Aim of the exercise:
Below are the records; copy each line in them that holds the word "heart".

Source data
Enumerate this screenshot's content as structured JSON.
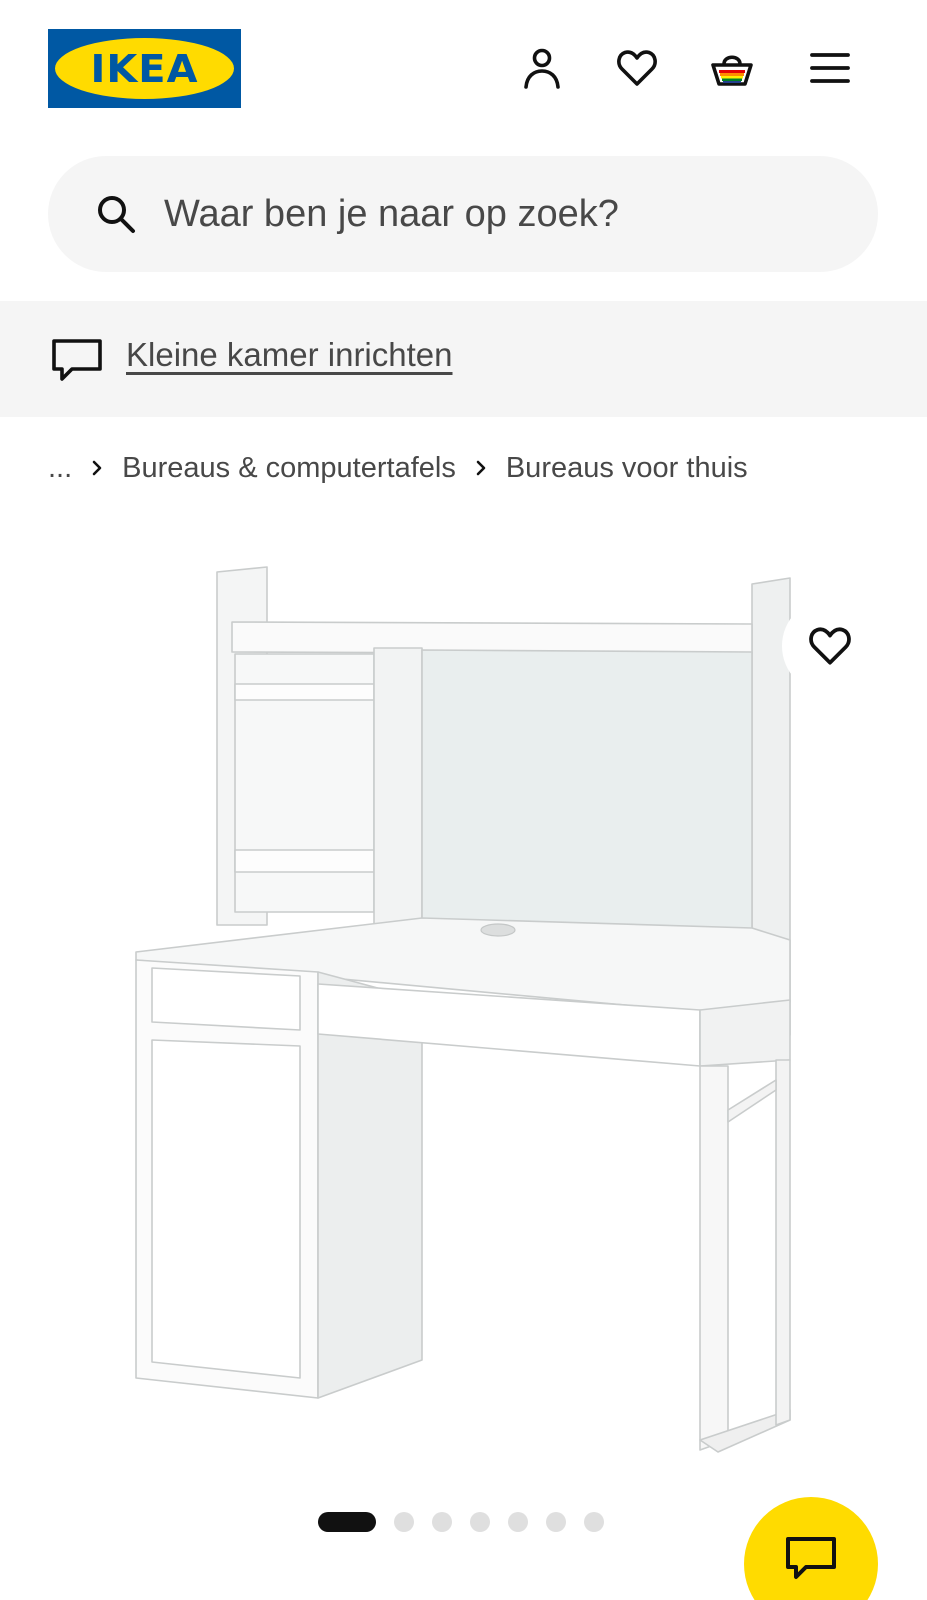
{
  "header": {
    "logo_text": "IKEA",
    "icons": [
      "profile-icon",
      "heart-icon",
      "shopping-bag-icon",
      "menu-icon"
    ]
  },
  "search": {
    "placeholder": "Waar ben je naar op zoek?"
  },
  "banner": {
    "icon": "chat-bubble-icon",
    "link_text": "Kleine kamer inrichten"
  },
  "breadcrumb": {
    "ellipsis": "...",
    "items": [
      "Bureaus & computertafels",
      "Bureaus voor thuis"
    ]
  },
  "gallery": {
    "image_count": 7,
    "active_index": 0,
    "favorite_icon": "heart-icon"
  },
  "chat_fab": {
    "icon": "chat-bubble-icon"
  },
  "colors": {
    "brand_blue": "#0058a3",
    "brand_yellow": "#ffdb00",
    "panel_grey": "#f5f5f5",
    "text": "#111111",
    "muted_text": "#484848"
  }
}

Solution below:
      "heart-icon",
    "favorite_icon": "heart-icon"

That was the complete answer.